What is type1 hypersensitivity?

Type I hypersensitivity (or immediate hypersensitivity) is an allergic reaction provoked by re-exposure to a specific type of antigen referred to as an allergen. Type I is distinct from type II, type III and type IV hypersensitivities. Exposure may be by ingestion, inhalation, injection, or direct contact.

What are the signs and symptoms of hypersensitivity?

Signs and symptoms of acute, subacute, and chronic hypersensitivity pneumonitis may include flu-like illness including fever, chills, muscle or joint pain, or headaches; rales; cough; chronic bronchitis; shortness of breath; anorexia or weight loss; fatigue; fibrosis of the lungs; and clubbing of fingers or toes.

What hypersensitivity is rheumatoid arthritis?

Type III Hypersensitivity: Immunocomplex-Mediated Hypersensitivity. … Type III reactions and accompanying inflammatory injury are seen in diseases such as rheumatoid arthritis, systemic lupus erythematosus, and postinfectious arthritis.

What type of hypersensitivity is Guillain Barre?

The Guillain-Barré syndrome is hypothesized to be secondary to cellular hypersensitivity to peripheral nerve antigens. To test this theory lymphocytes from 100 subjects were studied using the macrophage-migration-inhibition factor (MIF) assay.

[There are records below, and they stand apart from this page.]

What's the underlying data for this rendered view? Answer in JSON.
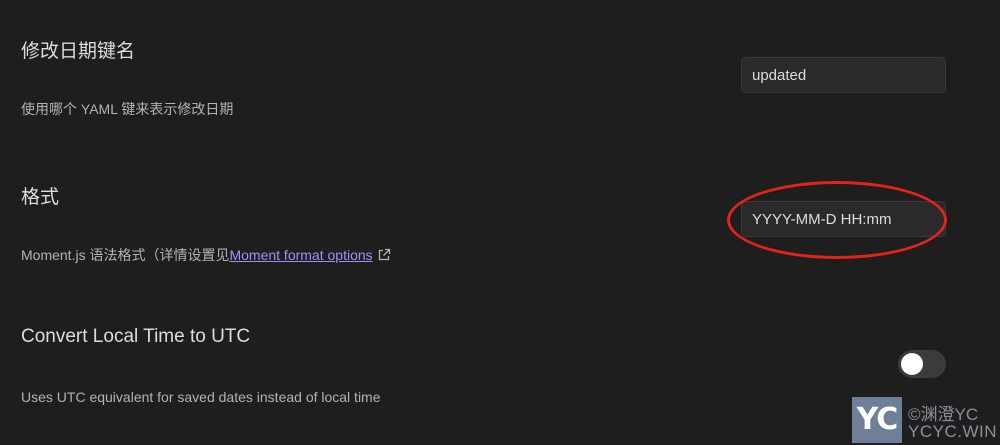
{
  "settings": [
    {
      "title": "修改日期键名",
      "description": "使用哪个 YAML 键来表示修改日期",
      "input_value": "updated"
    },
    {
      "title": "格式",
      "description_prefix": "Moment.js 语法格式（详情设置见",
      "link_text": "Moment format options",
      "input_value": "YYYY-MM-D HH:mm"
    },
    {
      "title": "Convert Local Time to UTC",
      "description": "Uses UTC equivalent for saved dates instead of local time",
      "toggle_on": false
    }
  ],
  "icons": {
    "external_link": "external-link-icon"
  },
  "annotation": {
    "color": "#e0231c"
  },
  "watermark": {
    "logo": "YC",
    "line1": "©渊澄YC",
    "line2": "YCYC.WIN"
  },
  "colors": {
    "background": "#1e1e1e",
    "link": "#a88bfa",
    "annotation": "#e0231c"
  }
}
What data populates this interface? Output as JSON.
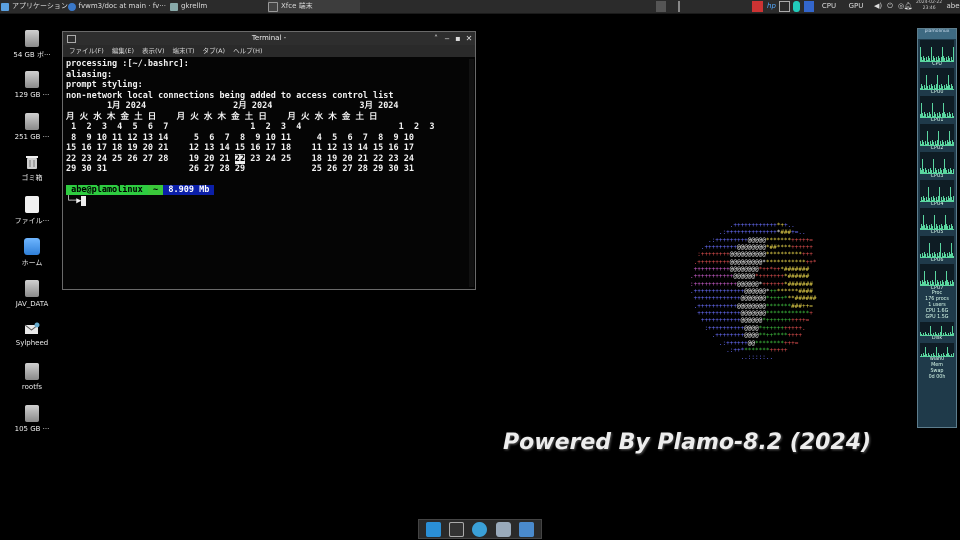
{
  "topbar": {
    "apps_menu": "アプリケーション",
    "tasks": [
      {
        "label": "fvwm3/doc at main · fv···"
      },
      {
        "label": "gkrellm"
      },
      {
        "label": "Xfce 端末"
      }
    ],
    "tray": {
      "cpu": "CPU",
      "gpu": "GPU",
      "user": "abe"
    },
    "clock": {
      "date": "2024-02-22",
      "time": "23:46"
    }
  },
  "desktop_icons": [
    {
      "label": "54 GB ボ···"
    },
    {
      "label": "129 GB ···"
    },
    {
      "label": "251 GB ···"
    },
    {
      "label": "ゴミ箱"
    },
    {
      "label": "ファイル···"
    },
    {
      "label": "ホーム"
    },
    {
      "label": "JAV_DATA"
    },
    {
      "label": "Sylpheed"
    },
    {
      "label": "rootfs"
    },
    {
      "label": "105 GB ···"
    }
  ],
  "terminal": {
    "title": "Terminal -",
    "menu": [
      "ファイル(F)",
      "編集(E)",
      "表示(V)",
      "端末(T)",
      "タブ(A)",
      "ヘルプ(H)"
    ],
    "lines": [
      "processing :[~/.bashrc]:",
      "aliasing:",
      "prompt styling:",
      "non-network local connections being added to access control list"
    ],
    "calendar": [
      "        1月 2024                 2月 2024                 3月 2024",
      "月 火 水 木 金 土 日    月 火 水 木 金 土 日    月 火 水 木 金 土 日",
      " 1  2  3  4  5  6  7                1  2  3  4                   1  2  3",
      " 8  9 10 11 12 13 14     5  6  7  8  9 10 11     4  5  6  7  8  9 10",
      "15 16 17 18 19 20 21    12 13 14 15 16 17 18    11 12 13 14 15 16 17"
    ],
    "cal_row5_a": "22 23 24 25 26 27 28    19 20 21 ",
    "cal_today": "22",
    "cal_row5_b": " 23 24 25    18 19 20 21 22 23 24",
    "cal_row6": "29 30 31                26 27 28 29             25 26 27 28 29 30 31",
    "prompt": {
      "user": " abe@plamolinux ",
      "dir": " ~ ",
      "size": " 8.909 Mb "
    },
    "prompt2": "└─▶"
  },
  "powered_by": "Powered By Plamo-8.2 (2024)",
  "gkrellm": {
    "host": "plamolinux",
    "cpu_labels": [
      "CPU",
      "CPU0",
      "CPU1",
      "CPU2",
      "CPU3",
      "CPU4",
      "CPU5",
      "CPU6",
      "CPU7"
    ],
    "procs": "Proc",
    "procs_count": "176 procs",
    "users": "1 users",
    "temps": "CPU 1.6G",
    "gpu": "GPU 1.5G",
    "disk": "Disk",
    "net": "wlan0",
    "mem": "Mem",
    "swap": "Swap",
    "uptime": "0d 00h"
  },
  "colors": {
    "panel": "#2b2b2b",
    "terminal_bg": "#050505",
    "prompt_green": "#2ecc40",
    "prompt_blue": "#0b1fa8",
    "gkrellm_bg": "#1f3a4a"
  }
}
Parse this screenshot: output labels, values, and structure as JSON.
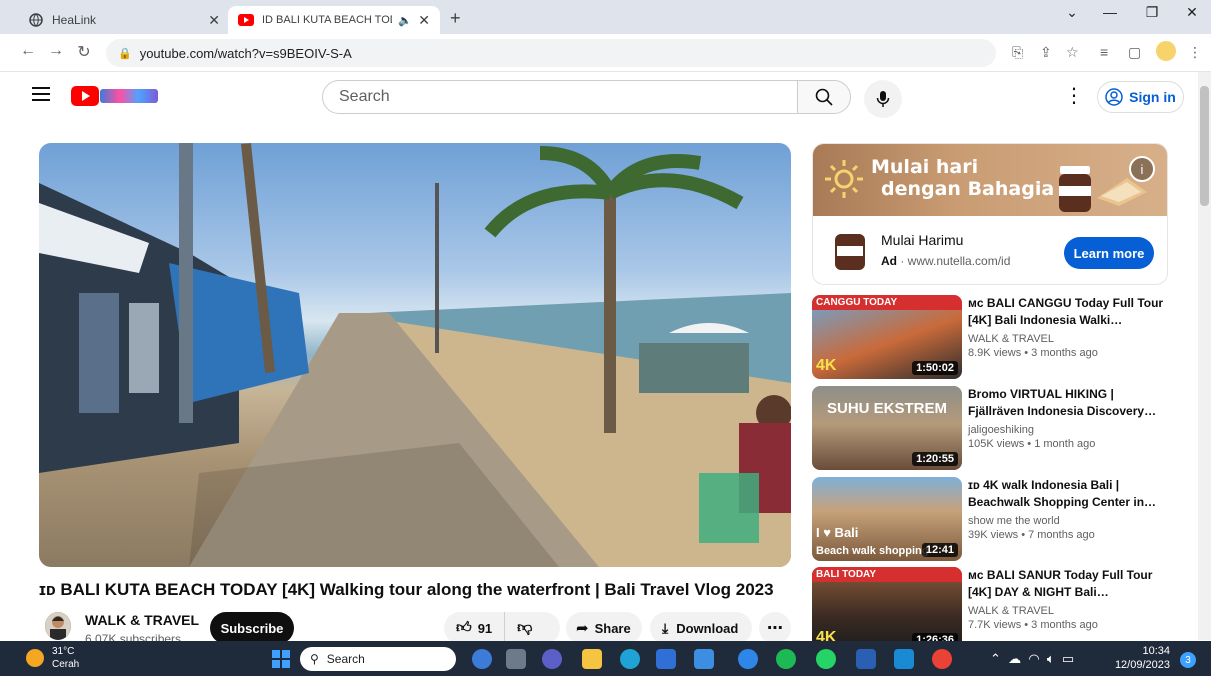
{
  "browser": {
    "tabs": [
      {
        "label": "HeaLink",
        "active": false
      },
      {
        "label": "ID BALI KUTA BEACH TODAY",
        "active": true
      }
    ],
    "url": "youtube.com/watch?v=s9BEOIV-S-A",
    "new_tab_symbol": "+"
  },
  "yt": {
    "search_placeholder": "Search",
    "sign_in": "Sign in",
    "video": {
      "title": "ɪᴅ BALI KUTA BEACH TODAY [4K] Walking tour along the waterfront | Bali Travel Vlog 2023",
      "channel": "WALK & TRAVEL",
      "subscribers": "6.07K subscribers",
      "subscribe": "Subscribe",
      "likes": "91",
      "share": "Share",
      "download": "Download"
    },
    "ad": {
      "banner_line1": "Mulai hari",
      "banner_line2": "dengan Bahagia",
      "title": "Mulai Harimu",
      "ad_label": "Ad",
      "domain": "www.nutella.com/id",
      "cta": "Learn more"
    },
    "recommendations": [
      {
        "title": "ᴍᴄ BALI CANGGU Today Full Tour [4K] Bali Indonesia Walki…",
        "channel": "WALK & TRAVEL",
        "meta": "8.9K views • 3 months ago",
        "duration": "1:50:02",
        "overlay": "CANGGU TODAY",
        "badge": "4K"
      },
      {
        "title": "Bromo VIRTUAL HIKING | Fjällräven Indonesia Discovery…",
        "channel": "jaligoeshiking",
        "meta": "105K views • 1 month ago",
        "duration": "1:20:55",
        "overlay": "SUHU EKSTREM"
      },
      {
        "title": "ɪᴅ 4K walk Indonesia Bali | Beachwalk Shopping Center in…",
        "channel": "show me the world",
        "meta": "39K views • 7 months ago",
        "duration": "12:41",
        "overlay": "I ♥ Bali",
        "overlay_bottom": "Beach walk shopping"
      },
      {
        "title": "ᴍᴄ BALI SANUR Today Full Tour [4K] DAY & NIGHT Bali…",
        "channel": "WALK & TRAVEL",
        "meta": "7.7K views • 3 months ago",
        "duration": "1:26:36",
        "overlay": "BALI TODAY",
        "badge": "4K"
      }
    ]
  },
  "taskbar": {
    "weather_temp": "31°C",
    "weather_desc": "Cerah",
    "search": "Search",
    "time": "10:34",
    "date": "12/09/2023",
    "notifications": "3"
  },
  "colors": {
    "yt_red": "#ff0000",
    "link_blue": "#065fd4",
    "taskbar": "#1f2a3a"
  }
}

How do you treat hypersensitivity?

Begin a rapid infusion of 0.9% sodium chloride solution for hypotension, as ordered. Administer emergency drugs as prescribed. Typically, mild cutaneous reactions can be treated with antihistamines alone. But severe Type I hypersensitivity reactions are treated with epinephrine first, often followed by corticosteroids.

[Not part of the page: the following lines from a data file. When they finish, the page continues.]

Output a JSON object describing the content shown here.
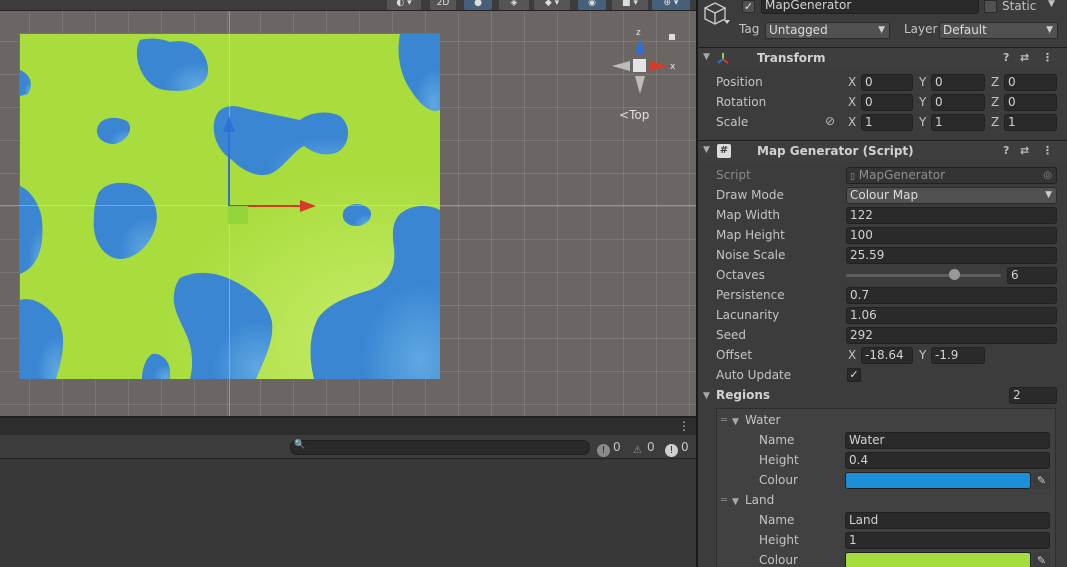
{
  "colors": {
    "water": "#3b86d3",
    "land": "#a9dd3e",
    "water_swatch": "#1b8fd8",
    "land_swatch": "#a6dd3e",
    "gizmo_x": "#d63a2a",
    "gizmo_y": "#8fd43b",
    "gizmo_z": "#2f6fd6"
  },
  "scene": {
    "toolbar": {
      "mode_2d": "2D"
    },
    "gizmo": {
      "label_y": "y",
      "label_x": "x",
      "label_z": "z",
      "view_label": "Top",
      "back_icon": "arrow-left-icon"
    }
  },
  "console": {
    "search_icon": "magnifier-icon",
    "log_count": "0",
    "warning_count": "0",
    "error_count": "0",
    "menu_icon": "kebab-icon"
  },
  "inspector": {
    "object_name": "MapGenerator",
    "active_checked": true,
    "static_label": "Static",
    "tag_label": "Tag",
    "tag_value": "Untagged",
    "layer_label": "Layer",
    "layer_value": "Default",
    "transform": {
      "title": "Transform",
      "position_label": "Position",
      "rotation_label": "Rotation",
      "scale_label": "Scale",
      "position": {
        "x": "0",
        "y": "0",
        "z": "0"
      },
      "rotation": {
        "x": "0",
        "y": "0",
        "z": "0"
      },
      "scale": {
        "x": "1",
        "y": "1",
        "z": "1"
      },
      "axis_x": "X",
      "axis_y": "Y",
      "axis_z": "Z"
    },
    "script_component": {
      "title": "Map Generator (Script)",
      "script_label": "Script",
      "script_value": "MapGenerator",
      "draw_mode_label": "Draw Mode",
      "draw_mode_value": "Colour Map",
      "map_width_label": "Map Width",
      "map_width": "122",
      "map_height_label": "Map Height",
      "map_height": "100",
      "noise_scale_label": "Noise Scale",
      "noise_scale": "25.59",
      "octaves_label": "Octaves",
      "octaves": "6",
      "octaves_slider_fraction": 0.7,
      "persistence_label": "Persistence",
      "persistence": "0.7",
      "lacunarity_label": "Lacunarity",
      "lacunarity": "1.06",
      "seed_label": "Seed",
      "seed": "292",
      "offset_label": "Offset",
      "offset_x": "-18.64",
      "offset_y": "-1.9",
      "auto_update_label": "Auto Update",
      "auto_update": true,
      "regions_label": "Regions",
      "regions_count": "2",
      "regions": [
        {
          "header": "Water",
          "name_label": "Name",
          "name": "Water",
          "height_label": "Height",
          "height": "0.4",
          "colour_label": "Colour"
        },
        {
          "header": "Land",
          "name_label": "Name",
          "name": "Land",
          "height_label": "Height",
          "height": "1",
          "colour_label": "Colour"
        }
      ]
    }
  }
}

What is a Type 3 hypersensitivity?

major reference. In immune system disorder: Type III hypersensitivity. Type III, or immune-complex, reactions are characterized by tissue damage caused by the activation of complement in response to antigen-antibody (immune) complexes that are deposited in tissues.

What causes hypersensitivity?

Introduction to Hypersensitivity and Inflammatory Skin Disorders. Hypersensitivity and inflammatory skin disorders are caused by immune system reactions that involve the skin. (See also Drug Rashes.) The immune system plays a vital role in maintaining the health of all the tissues of the body.

What type of hypersensitivity is MS?

Key features of Type II hypersensitivity that are relevant to discussion of their role in MS are specificity for tissue antigens (therefore autospecificity), recruitment of effector leukocyte responses, and activation of complement.

What is a Type 4 hypersensitivity reaction?

Type IV hypersensitivity is characterized by cell-mediated response rather than antibodies as in other types of hypersensitivity reactions. Specifically, the T lymphocytes are involved in the development of the sensitivity, hence called cell-mediated hypersensitivity. T lymphocytes are white blood cells in the body.